With attrition rates running (conservatively) at 13% across the Insurance industry AND with the heightened focus on cost-control, a leader is left with two scenarios:

1. Back-fill the recently vacated role(s)

2. Don’t fill the role and hope the team can manage the extra load.

Let’s dissect.

Option 1

With Option 1, not only are you not moving the needle on budget, you’re actually adding to cost. Research by SHRM found that replacement costs (hiring, training, lost productivity) runs at between 60% - 200% the cost of the role being filled.

Now let’s factor that attrition rate back in. Assuming a department with 100 people being paid on average $60k. At 13% attrition, 13 staff members leave over the course of a year. That’s $780k in salary. So, when looking at the additional costs incurred by back-filling, that’s $468k to $1.5m of replacement costs on top of the salaries.

Option 2

By not back-filling in the same example as above, the leader would have an annual decrease in their spend of $780k.

Now obviously, from a purely cost-saving perspective, Option 2 wins out.

There’s a fairly large elephant in the room though…the same amount of work needs to be completed by the remaining 87 staff…while balancing service levels, quality, customer experience and staff engagement and burnout.

So, what can you do when you’re under cost and service-level pressure?

  • You can look at the efficiency of your process and systems…that’ll help decrease the overall workload, however it may take some time to execute (and my colleague Lee Gardiner has a great piece on the Hype Cycle which relates to this)
  • You can move work offshore or outsource, but that comes with its own raft of issues.

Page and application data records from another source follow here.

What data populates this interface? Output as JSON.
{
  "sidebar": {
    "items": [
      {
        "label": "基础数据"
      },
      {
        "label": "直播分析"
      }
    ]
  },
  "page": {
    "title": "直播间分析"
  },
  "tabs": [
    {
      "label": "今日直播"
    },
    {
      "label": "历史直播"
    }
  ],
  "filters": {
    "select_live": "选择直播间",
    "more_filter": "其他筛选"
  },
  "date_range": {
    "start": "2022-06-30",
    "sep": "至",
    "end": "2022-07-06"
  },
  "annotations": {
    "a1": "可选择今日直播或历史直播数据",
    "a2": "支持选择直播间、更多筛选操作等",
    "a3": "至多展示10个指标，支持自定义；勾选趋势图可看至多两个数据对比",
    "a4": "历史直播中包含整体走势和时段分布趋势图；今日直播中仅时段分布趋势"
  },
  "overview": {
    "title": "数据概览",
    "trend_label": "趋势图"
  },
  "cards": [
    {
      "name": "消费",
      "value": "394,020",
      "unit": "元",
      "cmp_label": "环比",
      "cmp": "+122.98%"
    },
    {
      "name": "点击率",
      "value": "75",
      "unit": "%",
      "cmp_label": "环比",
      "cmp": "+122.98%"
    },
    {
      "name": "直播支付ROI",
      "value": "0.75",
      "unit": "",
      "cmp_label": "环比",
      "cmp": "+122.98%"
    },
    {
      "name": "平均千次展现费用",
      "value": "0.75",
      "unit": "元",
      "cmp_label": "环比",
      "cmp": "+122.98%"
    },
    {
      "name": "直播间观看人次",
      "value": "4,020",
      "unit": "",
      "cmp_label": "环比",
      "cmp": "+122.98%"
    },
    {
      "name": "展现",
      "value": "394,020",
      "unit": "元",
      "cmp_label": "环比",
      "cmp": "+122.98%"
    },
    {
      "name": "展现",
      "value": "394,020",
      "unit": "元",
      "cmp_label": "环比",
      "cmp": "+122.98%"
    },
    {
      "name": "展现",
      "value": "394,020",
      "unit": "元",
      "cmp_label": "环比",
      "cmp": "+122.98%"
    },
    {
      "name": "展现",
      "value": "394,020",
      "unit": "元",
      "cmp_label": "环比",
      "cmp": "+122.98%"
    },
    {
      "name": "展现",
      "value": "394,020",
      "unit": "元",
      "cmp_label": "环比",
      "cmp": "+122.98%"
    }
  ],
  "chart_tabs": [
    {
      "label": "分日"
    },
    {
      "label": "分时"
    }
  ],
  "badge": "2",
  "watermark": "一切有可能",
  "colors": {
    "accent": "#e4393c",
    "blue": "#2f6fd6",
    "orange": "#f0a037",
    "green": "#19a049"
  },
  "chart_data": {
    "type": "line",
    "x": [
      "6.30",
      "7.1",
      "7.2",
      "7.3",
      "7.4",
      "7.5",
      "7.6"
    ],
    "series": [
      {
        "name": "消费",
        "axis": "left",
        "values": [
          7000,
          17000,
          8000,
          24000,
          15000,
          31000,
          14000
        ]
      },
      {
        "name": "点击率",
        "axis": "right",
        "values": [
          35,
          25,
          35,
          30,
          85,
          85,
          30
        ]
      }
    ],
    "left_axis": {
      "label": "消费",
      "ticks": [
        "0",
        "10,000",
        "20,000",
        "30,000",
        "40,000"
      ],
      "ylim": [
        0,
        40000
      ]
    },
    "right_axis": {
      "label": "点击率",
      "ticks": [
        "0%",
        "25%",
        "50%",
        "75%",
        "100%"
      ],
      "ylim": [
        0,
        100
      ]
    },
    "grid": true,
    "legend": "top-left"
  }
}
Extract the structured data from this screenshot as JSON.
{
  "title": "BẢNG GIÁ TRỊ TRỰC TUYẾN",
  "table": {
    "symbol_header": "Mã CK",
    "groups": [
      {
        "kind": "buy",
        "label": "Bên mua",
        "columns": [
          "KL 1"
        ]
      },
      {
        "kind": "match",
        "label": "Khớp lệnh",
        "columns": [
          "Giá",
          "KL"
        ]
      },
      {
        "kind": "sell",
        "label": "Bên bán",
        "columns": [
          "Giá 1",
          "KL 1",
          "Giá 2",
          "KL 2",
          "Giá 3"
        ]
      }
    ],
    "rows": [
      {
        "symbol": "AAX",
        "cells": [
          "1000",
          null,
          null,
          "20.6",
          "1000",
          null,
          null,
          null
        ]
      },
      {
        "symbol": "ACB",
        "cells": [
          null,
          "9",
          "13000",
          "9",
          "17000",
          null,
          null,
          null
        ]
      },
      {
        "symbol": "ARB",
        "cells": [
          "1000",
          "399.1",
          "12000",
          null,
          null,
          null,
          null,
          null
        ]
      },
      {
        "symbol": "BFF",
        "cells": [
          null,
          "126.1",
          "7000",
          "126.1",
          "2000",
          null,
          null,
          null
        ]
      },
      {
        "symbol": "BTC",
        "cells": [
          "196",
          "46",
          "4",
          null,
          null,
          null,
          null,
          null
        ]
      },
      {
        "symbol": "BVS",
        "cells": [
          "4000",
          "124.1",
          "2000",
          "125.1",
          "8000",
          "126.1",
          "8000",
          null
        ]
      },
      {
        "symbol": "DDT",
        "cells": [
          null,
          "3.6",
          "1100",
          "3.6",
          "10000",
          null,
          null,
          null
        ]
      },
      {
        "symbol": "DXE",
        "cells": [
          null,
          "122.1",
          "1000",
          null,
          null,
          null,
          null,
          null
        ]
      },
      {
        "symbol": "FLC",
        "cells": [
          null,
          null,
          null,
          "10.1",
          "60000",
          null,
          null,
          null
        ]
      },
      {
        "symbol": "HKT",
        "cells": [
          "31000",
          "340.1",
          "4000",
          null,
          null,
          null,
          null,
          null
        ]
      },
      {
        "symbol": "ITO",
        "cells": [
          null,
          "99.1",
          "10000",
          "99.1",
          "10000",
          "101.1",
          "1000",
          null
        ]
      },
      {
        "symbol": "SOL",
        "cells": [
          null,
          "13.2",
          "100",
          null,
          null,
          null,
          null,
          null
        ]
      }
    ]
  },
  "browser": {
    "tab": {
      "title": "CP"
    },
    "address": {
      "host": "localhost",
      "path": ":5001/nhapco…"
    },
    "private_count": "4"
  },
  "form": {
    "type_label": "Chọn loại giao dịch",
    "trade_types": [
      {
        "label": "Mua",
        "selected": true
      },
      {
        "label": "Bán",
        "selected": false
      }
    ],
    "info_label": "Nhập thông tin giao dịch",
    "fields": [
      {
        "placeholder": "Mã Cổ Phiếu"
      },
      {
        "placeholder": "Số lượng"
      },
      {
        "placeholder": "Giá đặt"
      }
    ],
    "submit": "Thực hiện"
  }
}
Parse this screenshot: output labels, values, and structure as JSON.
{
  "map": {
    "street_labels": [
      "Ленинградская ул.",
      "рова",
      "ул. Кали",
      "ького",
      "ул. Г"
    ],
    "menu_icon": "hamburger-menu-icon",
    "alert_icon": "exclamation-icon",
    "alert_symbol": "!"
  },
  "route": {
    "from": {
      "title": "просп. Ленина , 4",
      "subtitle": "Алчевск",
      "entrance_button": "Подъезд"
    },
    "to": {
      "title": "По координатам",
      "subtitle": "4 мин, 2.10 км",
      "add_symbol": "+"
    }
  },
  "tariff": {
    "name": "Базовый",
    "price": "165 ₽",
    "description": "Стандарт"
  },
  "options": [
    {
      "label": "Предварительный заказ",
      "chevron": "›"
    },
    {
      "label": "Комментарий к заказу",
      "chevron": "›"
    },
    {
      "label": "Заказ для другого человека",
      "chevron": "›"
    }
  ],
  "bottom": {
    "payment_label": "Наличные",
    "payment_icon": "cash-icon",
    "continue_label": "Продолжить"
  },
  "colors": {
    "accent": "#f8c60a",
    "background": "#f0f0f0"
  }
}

There is a third option however…

You can focus on Friction encountered by your frontline staff. The obstacles and pain-points they encounter each day are not only frustrating for them but take time away from focusing on meaningful work. An Ohio State study found that ‘in an 8-hour day, the average employee is productive for 2 hours and 53 minutes’. The rest of their day is lost to friction.

Friction is significant and is easy to eliminate once you can see it. The problem is, most organizations don’t have a systemic approach in place to capturing Friction. Instead, initiatives are driven by anecdotal evidence or responding to the squeakiest wheel.

To wrap up this exercise, let’s take the remaining 87 staff, and assume that we can remove 1 hour of Friction per person per day. That’s 87 hours of released capacity every day. The equivalent of 12 full-time employees.

So by focusing on friction at the frontline, not only can you save $780k (13%) annually through attrition (and all the costs associated with replacing these roles), you’ll positively impact team engagement by removing pain-points, and you’ll essentially fill the gap that attrition left through higher production.